This post would be better with pics, but I'll be sideloading them onto facebook for the time being; with the Great Firewall of China in full effect it's hard to do any blog updates beyond pure text.
Morning was warm - pleasant even. I guess it was around 10 C (or 50 degrees F).
Not sure why, but the trains seemed busier than usual; there was no room in the transfer concourse for the nice old ladies that collected people's used newspapers (I assume to resell as scrap).
Work was busy, and ended up staying way late; so co-worker and I ended up going out to eat.
The place was called "The Spicy Joint" (辛香汇...if I pick & choose from dictionary it's more like "hot fragrant convergence").
My colleague, who is originally from Sichuan, says that most Sichuan restaurants in Shanghai need to tone down the heat in order to gain mass market acceptance.
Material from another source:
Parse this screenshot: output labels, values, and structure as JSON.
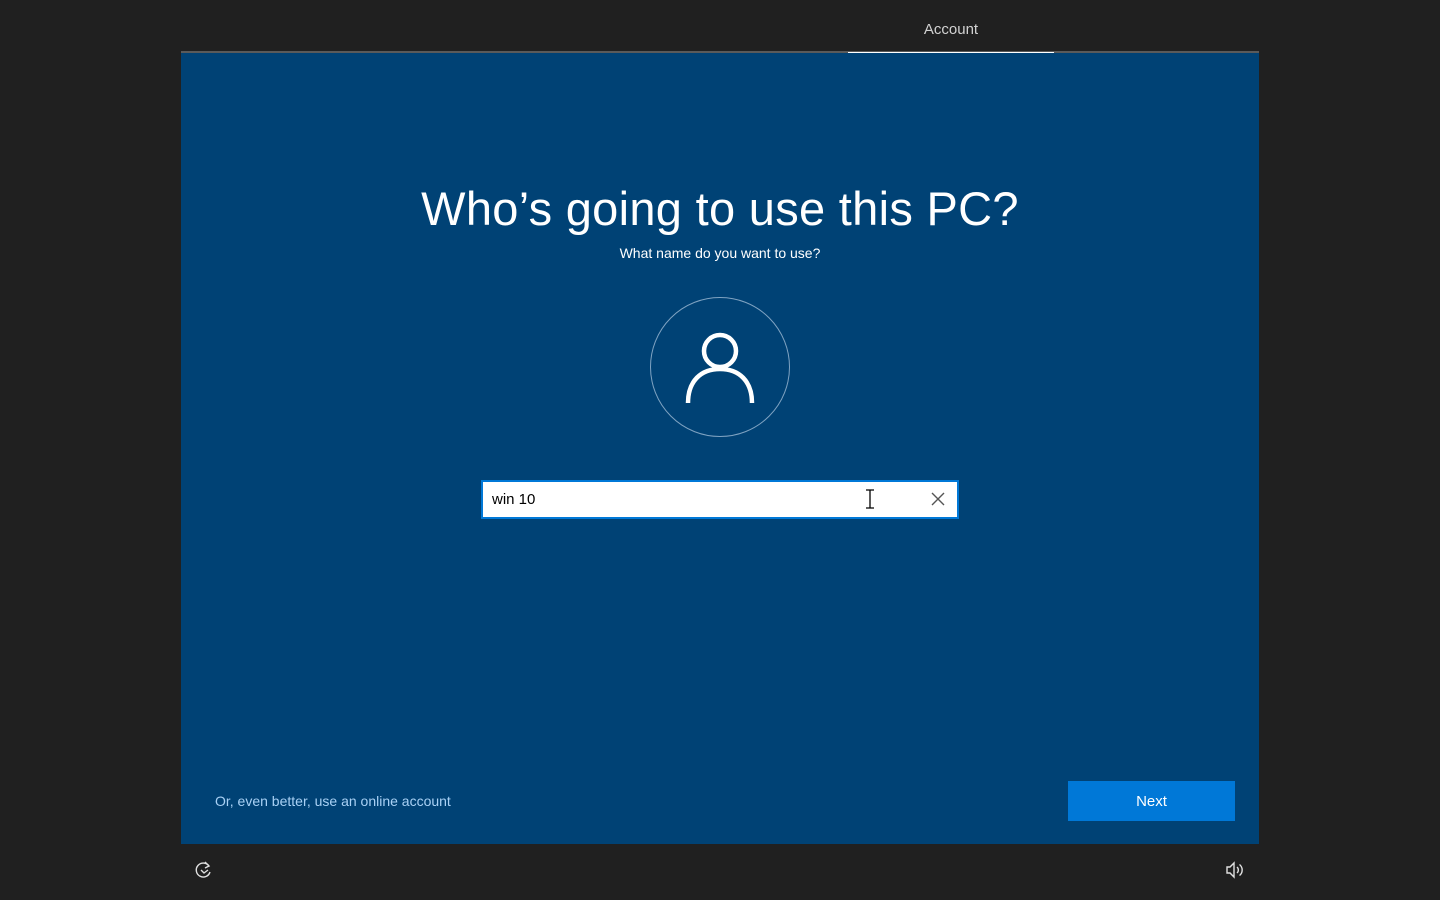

Even so, he said that this place was still pretty good.
Decor was super modernish; lots of curvy fishtanks with orange-reddish fish, shiny lights and post-modern furniture.
Apparently it's very popular; if one shows up without having made a reservation a month in advance at peak hours (6pm on), it's safe to expect a wait.
By the time we arrived it was already 20:45, and we picked a number and were group number 149...but the restaurant was calling number 108.
The restaurant was located in the 5th floor of a mall/high-rise, there were lots of western brands (real products, not fakes) on sale, even at some discounts.
Had some time to walk around, then made it back when they happened to be calling for group number 144.
I cannot speak for what happened when I wasn't present, but groups 145-148 were all real people; no one seemed to be taking a ticket number and running.
So anyway, it's probably around 21:15 and finally time to eat.
At that point, rational ordering of what could feasibly be consumed was forgotten.
We had 口水鸡 - literally, "mouth-watering chicken" (or "drooling chicken" if you'd prefer an ugly translation) - in either case, not meaning that the chicken itself is drooling, but rather that you are so excited upon seeing the food...was kind of like cold white cooked chicken drowned in a savory oily spicy sauce, and a few peanuts. Excellent.
Some sort of Sichuan noodles - pretty common at most Sichuan restaurants and available stateside as well. Not much of a kick to them here.
Suanrong you mai cai - garlic & oil stir-fried veggies...token something green on table not covered in peppers.
Some type of Lamb dish - was almost like a lot of foods from Hunan, but with lamb. Decent.
Some kind of Bullfrog - Similar to 水煮牛 or 水煮鱼, but with the meat of choice being frog instead of something less bony. Was pretty good as well...though having misheard my colleague I was convinced that I had been eating some obscure portion of a cow for half the meal, until he clarified the name of the dish again. (the same word for beef or cow - 牛- is also used in "bullfrog" - 牛蛙...makes sense, right?).
Anyway, being stuffed, ended up taking the subway home and very much enjoying the walk back, perhaps burning some fraction of the calories consumed.
Temperature at night was just about freezing. Not that cold in the grand scheme of things, but a shock compared to this morning...may need a sweater tomorrow.